Aim of the task:
What is needed is an exact copy of every entry below, with the pictures left out.

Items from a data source
* * * * *
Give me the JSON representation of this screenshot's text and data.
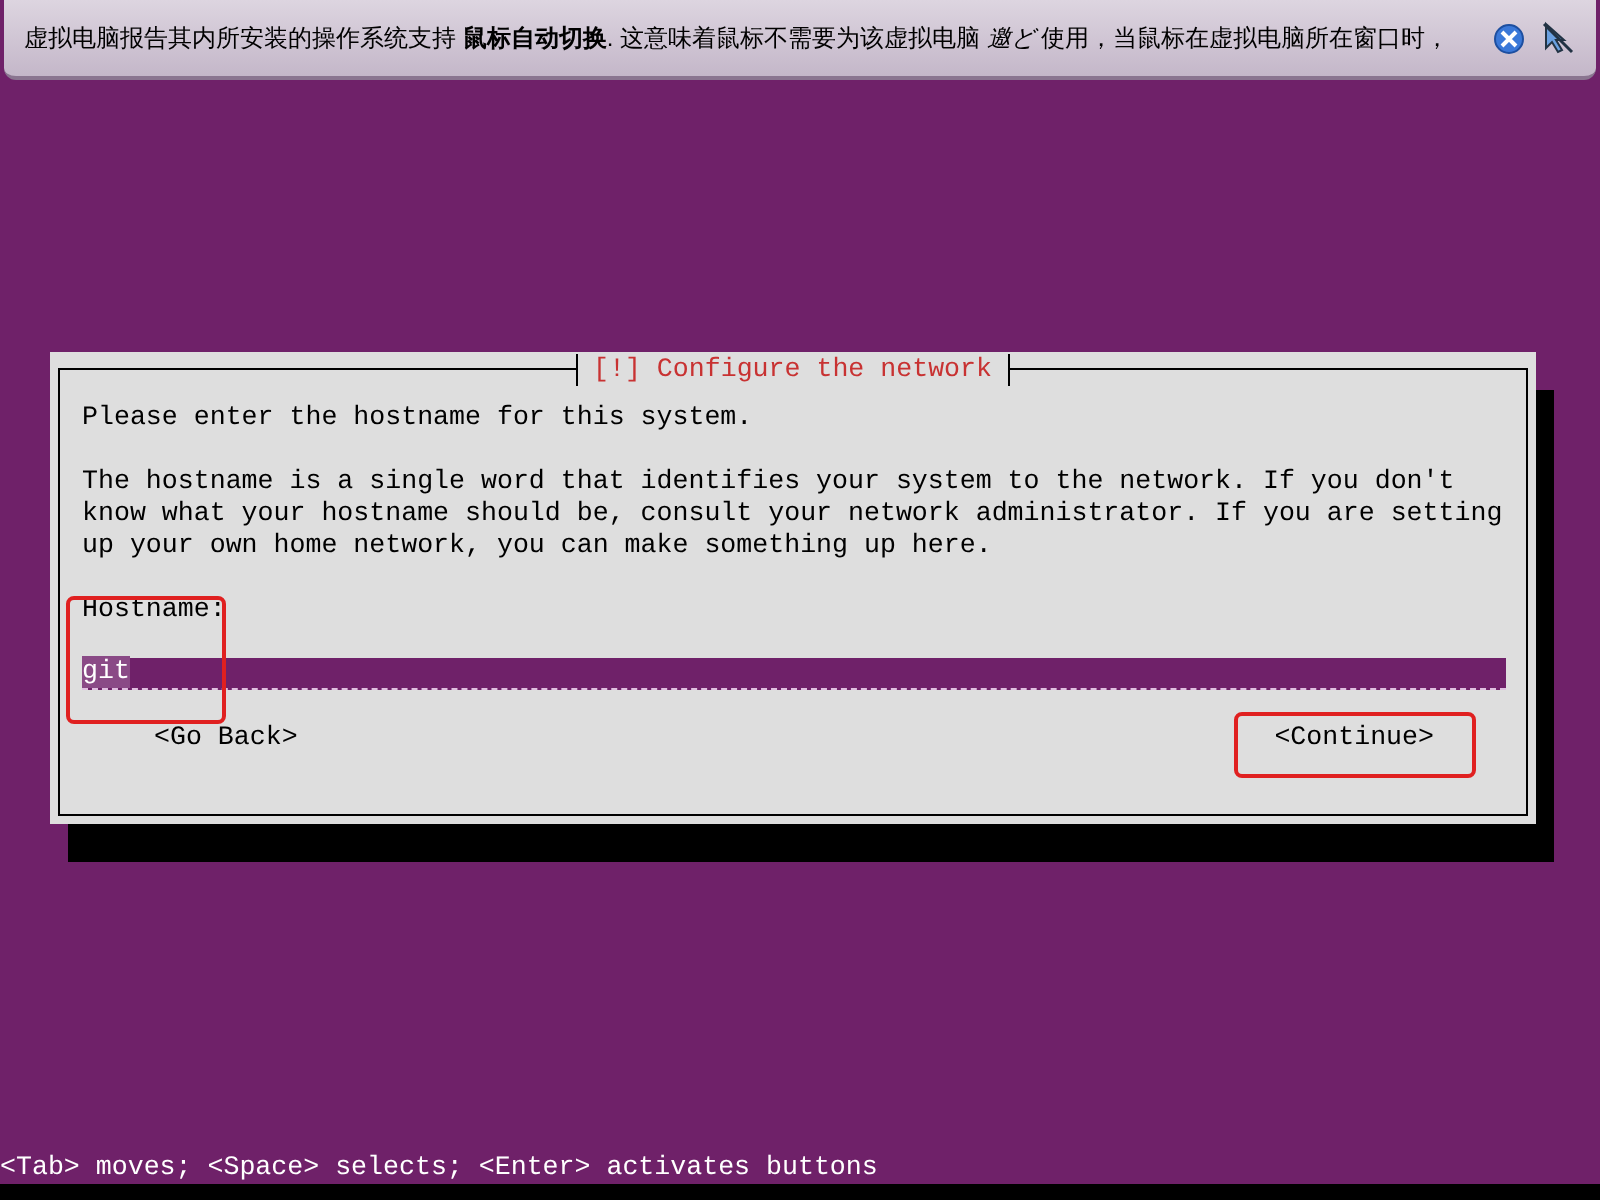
{
  "notification": {
    "text": "虚拟电脑报告其内所安装的操作系统支持 **鼠标自动切换**. 这意味着鼠标不需要为该虚拟电脑 *邀ど* 使用，当鼠标在虚拟电脑所在窗口时，"
  },
  "dialog": {
    "title": "[!] Configure the network",
    "paragraphs": [
      "Please enter the hostname for this system.",
      "The hostname is a single word that identifies your system to the network. If you don't know what your hostname should be, consult your network administrator. If you are setting up your own home network, you can make something up here."
    ],
    "field_label": "Hostname:",
    "field_value": "git",
    "buttons": [
      "<Go Back>",
      "<Continue>"
    ]
  },
  "status_bar": "<Tab> moves; <Space> selects; <Enter> activates buttons"
}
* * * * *
Task result:
Give me the JSON representation of this screenshot's text and data.
{
  "notification": {
    "text": "虚拟电脑报告其内所安装的操作系统支持 **鼠标自动切换**. 这意味着鼠标不需要为该虚拟电脑 *邀ど* 使用，当鼠标在虚拟电脑所在窗口时，"
  },
  "dialog": {
    "title": "[!] Configure the network",
    "paragraphs": [
      "Please enter the hostname for this system.",
      "The hostname is a single word that identifies your system to the network. If you don't know what your hostname should be, consult your network administrator. If you are setting up your own home network, you can make something up here."
    ],
    "field_label": "Hostname:",
    "field_value": "git",
    "buttons": [
      "<Go Back>",
      "<Continue>"
    ]
  },
  "status_bar": "<Tab> moves; <Space> selects; <Enter> activates buttons"
}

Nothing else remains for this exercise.